┌────────
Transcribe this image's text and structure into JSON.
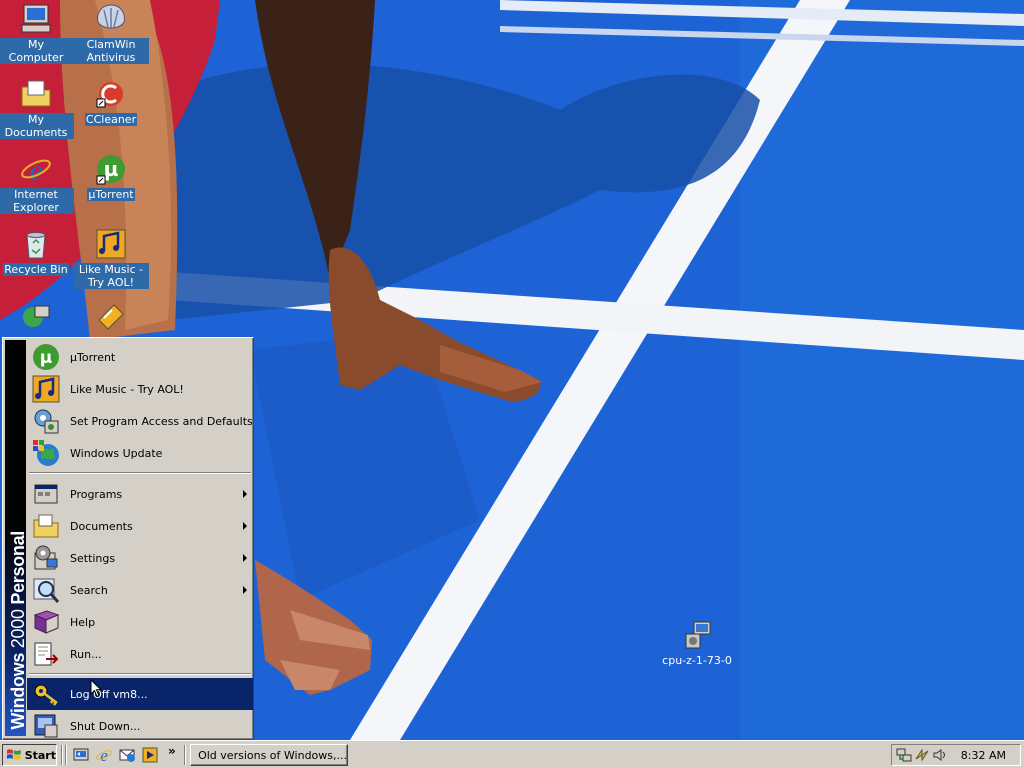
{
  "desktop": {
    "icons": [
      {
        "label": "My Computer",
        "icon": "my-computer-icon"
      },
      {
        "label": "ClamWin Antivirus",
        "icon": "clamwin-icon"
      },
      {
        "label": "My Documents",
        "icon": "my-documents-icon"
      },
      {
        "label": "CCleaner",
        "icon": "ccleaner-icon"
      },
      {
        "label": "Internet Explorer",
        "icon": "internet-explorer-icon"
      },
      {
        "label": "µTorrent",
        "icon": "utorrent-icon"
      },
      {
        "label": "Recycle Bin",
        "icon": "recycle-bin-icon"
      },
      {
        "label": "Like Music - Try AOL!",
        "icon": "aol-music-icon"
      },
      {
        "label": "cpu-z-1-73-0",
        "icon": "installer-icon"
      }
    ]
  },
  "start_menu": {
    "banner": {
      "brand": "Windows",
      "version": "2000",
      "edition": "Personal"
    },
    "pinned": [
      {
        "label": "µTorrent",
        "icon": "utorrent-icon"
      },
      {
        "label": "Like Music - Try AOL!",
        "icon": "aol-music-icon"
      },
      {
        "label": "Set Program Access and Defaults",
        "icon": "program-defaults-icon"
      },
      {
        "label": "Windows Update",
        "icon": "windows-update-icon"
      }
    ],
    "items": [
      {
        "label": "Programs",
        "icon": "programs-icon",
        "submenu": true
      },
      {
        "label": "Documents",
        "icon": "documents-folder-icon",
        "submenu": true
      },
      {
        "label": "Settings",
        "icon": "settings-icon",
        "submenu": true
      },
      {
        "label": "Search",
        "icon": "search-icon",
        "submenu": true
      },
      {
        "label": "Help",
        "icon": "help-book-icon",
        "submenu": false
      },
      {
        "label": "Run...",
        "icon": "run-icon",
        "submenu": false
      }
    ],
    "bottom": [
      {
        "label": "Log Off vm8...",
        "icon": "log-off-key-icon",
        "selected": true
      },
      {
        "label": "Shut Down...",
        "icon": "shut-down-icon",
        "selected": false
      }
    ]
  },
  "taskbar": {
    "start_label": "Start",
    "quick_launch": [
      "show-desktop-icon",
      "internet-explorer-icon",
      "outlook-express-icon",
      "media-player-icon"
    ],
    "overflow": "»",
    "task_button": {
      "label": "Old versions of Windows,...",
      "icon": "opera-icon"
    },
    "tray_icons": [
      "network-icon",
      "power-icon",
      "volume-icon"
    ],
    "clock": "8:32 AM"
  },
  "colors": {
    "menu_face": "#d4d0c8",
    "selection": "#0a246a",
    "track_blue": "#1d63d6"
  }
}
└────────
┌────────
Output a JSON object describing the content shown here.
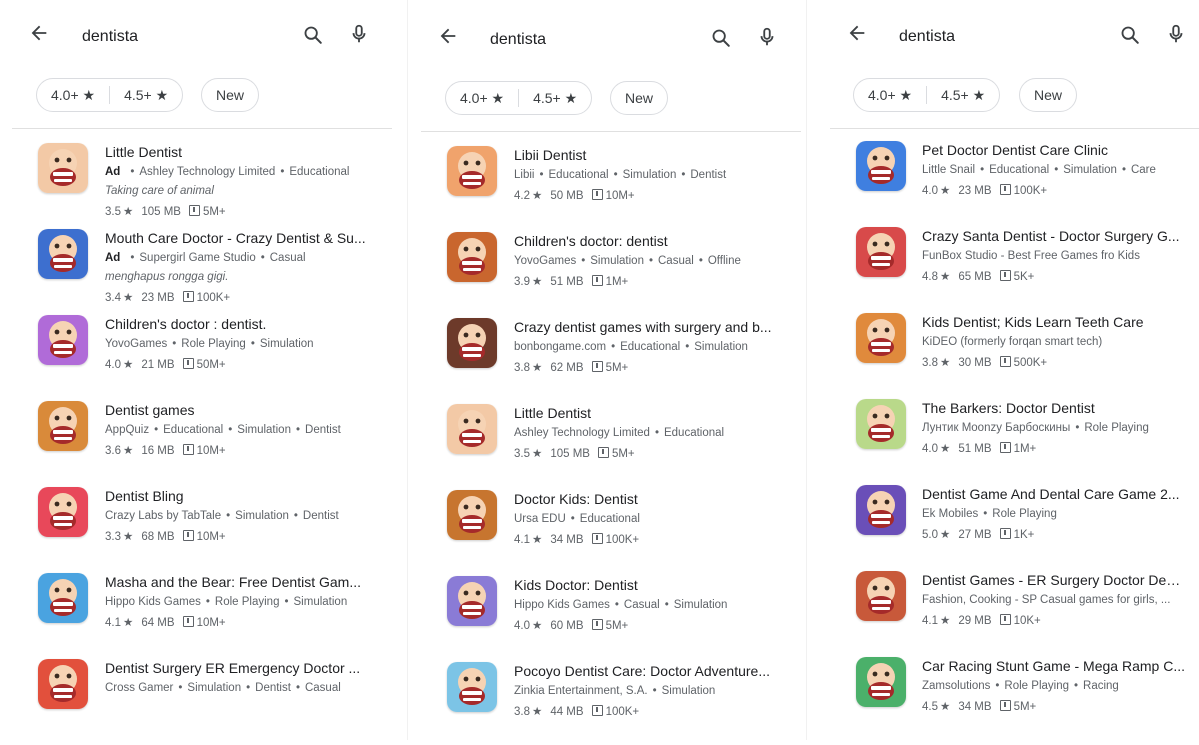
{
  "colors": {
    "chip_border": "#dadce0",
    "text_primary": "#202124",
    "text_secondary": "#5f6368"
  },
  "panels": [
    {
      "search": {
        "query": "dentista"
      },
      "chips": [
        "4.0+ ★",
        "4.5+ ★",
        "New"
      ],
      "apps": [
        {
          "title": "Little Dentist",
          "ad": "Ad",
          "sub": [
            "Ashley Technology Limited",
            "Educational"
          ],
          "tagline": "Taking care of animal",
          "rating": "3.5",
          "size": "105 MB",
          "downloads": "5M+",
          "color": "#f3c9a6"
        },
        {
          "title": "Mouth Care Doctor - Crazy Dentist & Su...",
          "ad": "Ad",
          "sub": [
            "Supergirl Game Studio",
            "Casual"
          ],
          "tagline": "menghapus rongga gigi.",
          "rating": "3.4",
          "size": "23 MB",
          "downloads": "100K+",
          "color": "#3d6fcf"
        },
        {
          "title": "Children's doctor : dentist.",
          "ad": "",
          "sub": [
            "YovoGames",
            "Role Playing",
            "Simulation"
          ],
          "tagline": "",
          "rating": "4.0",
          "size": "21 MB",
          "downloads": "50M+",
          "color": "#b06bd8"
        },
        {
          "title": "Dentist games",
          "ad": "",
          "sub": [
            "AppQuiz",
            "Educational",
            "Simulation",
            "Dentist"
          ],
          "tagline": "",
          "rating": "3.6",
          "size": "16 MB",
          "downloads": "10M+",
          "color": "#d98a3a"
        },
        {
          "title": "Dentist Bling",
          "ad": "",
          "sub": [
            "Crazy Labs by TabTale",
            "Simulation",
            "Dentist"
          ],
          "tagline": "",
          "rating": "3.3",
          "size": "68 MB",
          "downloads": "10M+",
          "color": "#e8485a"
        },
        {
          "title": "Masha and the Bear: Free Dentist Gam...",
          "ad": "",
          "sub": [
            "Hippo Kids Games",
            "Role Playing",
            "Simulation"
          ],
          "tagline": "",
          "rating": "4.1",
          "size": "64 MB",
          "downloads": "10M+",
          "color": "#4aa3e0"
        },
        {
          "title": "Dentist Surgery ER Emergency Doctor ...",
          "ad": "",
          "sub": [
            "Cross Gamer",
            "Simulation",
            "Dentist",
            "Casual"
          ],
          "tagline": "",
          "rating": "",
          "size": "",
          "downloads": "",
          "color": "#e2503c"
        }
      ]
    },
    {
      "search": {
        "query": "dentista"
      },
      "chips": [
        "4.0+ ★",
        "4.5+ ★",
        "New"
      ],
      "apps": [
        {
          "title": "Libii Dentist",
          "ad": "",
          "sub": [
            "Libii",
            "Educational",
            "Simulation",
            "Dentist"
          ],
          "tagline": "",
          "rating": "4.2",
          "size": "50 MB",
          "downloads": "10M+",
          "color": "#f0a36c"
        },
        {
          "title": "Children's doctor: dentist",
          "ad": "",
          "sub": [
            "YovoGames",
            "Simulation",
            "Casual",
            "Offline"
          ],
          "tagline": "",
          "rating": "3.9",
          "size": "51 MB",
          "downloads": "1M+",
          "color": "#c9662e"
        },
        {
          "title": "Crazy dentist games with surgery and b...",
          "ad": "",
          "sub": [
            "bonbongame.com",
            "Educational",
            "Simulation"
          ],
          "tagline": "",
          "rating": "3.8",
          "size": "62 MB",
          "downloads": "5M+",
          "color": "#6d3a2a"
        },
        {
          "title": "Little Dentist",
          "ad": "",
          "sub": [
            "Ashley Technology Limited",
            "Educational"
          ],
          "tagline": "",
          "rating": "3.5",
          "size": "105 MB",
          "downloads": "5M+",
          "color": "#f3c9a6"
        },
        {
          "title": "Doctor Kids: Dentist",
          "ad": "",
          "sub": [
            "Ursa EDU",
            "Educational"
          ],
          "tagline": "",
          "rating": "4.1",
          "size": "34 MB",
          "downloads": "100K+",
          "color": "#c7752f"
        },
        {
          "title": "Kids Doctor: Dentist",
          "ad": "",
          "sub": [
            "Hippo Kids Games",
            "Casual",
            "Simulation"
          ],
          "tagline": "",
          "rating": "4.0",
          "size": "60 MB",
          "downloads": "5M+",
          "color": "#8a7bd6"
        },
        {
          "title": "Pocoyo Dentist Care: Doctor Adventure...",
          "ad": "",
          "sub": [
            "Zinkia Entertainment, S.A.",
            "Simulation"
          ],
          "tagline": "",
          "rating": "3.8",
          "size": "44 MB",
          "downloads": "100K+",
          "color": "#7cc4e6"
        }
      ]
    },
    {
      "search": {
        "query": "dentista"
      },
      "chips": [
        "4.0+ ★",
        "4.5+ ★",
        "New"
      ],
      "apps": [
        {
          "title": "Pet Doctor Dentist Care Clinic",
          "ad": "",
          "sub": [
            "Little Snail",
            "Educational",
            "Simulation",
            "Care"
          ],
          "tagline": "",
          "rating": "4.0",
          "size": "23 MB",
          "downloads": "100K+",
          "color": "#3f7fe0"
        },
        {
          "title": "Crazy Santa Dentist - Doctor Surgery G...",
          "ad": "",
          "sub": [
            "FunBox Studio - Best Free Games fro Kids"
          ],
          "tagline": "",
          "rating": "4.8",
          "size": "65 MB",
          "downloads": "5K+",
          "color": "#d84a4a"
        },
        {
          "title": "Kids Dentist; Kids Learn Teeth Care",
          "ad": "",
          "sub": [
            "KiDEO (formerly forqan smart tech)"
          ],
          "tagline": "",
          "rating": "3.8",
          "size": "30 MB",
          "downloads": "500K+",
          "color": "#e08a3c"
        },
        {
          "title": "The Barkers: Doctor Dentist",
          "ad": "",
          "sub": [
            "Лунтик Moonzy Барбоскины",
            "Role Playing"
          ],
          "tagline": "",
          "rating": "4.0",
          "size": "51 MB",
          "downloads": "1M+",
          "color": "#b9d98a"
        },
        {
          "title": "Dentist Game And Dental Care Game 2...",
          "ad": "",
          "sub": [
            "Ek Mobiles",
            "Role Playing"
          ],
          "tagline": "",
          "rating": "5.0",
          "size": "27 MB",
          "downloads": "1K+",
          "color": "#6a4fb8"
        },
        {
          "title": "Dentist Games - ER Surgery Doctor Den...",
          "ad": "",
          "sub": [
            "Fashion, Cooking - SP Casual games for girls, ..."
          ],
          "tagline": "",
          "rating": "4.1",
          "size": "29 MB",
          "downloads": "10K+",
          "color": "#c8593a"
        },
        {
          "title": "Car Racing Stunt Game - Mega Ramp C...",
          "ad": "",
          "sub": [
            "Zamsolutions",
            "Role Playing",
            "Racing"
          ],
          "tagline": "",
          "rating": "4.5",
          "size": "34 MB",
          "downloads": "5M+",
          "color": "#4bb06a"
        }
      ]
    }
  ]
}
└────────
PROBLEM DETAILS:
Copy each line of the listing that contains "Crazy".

SOLUTION FOR THIS EXERCISE:
          "title": "Mouth Care Doctor - Crazy Dentist & Su...",
            "Crazy Labs by TabTale",
          "title": "Crazy dentist games with surgery and b...",
          "title": "Crazy Santa Dentist - Doctor Surgery G...",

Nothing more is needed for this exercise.